My friend Patricia Scarborough says it's good to "allow" things to happen and not force them, to let things happen at their own pace. She'd be good at watercolor painting.
The technique of watercolor is that you dissolve in water the pigments and dyes and binders of the paint, and then you allow the colors to disperse on the paper according to their own characteristics.
Some watercolor paints have particles that settle on the paper and emphasize the texture of the paper or the trail of the brush.
Some are made of floating powders that dry in a dusty layer wherever the water carries them.
Some watercolor paints stain the paper permanently, and some are vulnerable to smudging anytime at the touch of a moist fingertip.
Watercolor paintings keep on painting themselves long after the brushes are rinsed and the rags are hung to dry.
That's the key to understanding watercolor technique.
And the hardest thing about using watercolors is allowing them to respond, on their own, to the physics of the fluid surrounding them.
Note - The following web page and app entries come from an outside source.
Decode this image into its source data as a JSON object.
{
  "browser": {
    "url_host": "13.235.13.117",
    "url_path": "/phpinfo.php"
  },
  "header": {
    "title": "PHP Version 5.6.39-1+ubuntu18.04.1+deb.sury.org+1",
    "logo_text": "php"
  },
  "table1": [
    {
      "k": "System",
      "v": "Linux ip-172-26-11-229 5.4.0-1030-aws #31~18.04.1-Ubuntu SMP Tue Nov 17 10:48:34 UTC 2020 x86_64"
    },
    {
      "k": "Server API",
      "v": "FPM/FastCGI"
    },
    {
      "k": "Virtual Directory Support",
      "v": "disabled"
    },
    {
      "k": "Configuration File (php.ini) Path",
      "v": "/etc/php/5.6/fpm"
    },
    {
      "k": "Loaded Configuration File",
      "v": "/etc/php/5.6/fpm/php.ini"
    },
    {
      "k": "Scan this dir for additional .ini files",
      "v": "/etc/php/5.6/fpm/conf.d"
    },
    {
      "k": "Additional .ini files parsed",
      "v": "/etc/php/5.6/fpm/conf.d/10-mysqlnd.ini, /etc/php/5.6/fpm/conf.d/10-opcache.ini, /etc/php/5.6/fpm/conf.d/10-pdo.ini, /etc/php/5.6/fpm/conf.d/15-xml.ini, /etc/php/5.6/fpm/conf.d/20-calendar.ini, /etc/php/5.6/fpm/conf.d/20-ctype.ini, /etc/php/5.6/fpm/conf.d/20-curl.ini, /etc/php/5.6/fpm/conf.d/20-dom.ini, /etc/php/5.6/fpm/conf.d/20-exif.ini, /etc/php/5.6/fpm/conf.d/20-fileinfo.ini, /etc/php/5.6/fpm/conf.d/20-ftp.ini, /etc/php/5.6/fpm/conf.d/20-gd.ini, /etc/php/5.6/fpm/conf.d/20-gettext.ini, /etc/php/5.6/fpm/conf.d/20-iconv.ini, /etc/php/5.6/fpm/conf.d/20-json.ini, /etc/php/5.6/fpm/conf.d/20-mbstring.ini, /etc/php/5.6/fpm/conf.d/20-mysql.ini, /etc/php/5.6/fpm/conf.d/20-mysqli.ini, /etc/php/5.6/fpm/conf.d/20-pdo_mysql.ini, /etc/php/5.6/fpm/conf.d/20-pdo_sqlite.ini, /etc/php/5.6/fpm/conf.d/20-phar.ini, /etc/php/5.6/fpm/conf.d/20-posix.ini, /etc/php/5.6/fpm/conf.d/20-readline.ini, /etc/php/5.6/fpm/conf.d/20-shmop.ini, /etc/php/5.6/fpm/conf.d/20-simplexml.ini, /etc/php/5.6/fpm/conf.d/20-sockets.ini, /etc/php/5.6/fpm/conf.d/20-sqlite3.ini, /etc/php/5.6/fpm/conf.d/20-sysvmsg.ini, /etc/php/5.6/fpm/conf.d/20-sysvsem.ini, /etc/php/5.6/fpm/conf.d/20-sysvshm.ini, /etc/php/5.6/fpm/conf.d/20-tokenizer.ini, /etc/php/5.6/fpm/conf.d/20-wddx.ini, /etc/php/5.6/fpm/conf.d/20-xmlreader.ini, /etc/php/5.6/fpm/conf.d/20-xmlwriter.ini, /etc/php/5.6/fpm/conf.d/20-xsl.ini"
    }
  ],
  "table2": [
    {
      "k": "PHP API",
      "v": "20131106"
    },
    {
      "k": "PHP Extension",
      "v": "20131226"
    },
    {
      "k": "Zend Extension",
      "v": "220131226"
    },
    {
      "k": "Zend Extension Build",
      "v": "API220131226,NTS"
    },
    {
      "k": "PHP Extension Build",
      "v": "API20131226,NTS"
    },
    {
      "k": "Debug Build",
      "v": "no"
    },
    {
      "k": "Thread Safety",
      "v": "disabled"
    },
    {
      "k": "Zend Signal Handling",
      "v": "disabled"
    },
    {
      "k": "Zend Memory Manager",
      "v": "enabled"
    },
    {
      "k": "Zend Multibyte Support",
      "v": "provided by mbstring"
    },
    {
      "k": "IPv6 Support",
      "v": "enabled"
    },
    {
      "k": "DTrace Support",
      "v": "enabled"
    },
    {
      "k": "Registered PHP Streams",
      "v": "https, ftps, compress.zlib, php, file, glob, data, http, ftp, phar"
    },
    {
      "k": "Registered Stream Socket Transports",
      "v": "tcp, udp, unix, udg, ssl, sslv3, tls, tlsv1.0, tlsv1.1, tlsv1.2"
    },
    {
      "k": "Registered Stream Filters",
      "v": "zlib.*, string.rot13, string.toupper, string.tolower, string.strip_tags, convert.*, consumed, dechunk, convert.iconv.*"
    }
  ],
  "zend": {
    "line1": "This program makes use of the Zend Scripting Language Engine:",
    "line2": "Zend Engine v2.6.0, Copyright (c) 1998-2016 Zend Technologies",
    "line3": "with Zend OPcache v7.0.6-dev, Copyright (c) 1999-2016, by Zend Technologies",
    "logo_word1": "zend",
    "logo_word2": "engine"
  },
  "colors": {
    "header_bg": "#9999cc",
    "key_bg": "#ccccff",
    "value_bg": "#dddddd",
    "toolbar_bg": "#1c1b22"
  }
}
No meddling, no touching-up, just letting it happen.
No forcing it.
Allowing it to happen.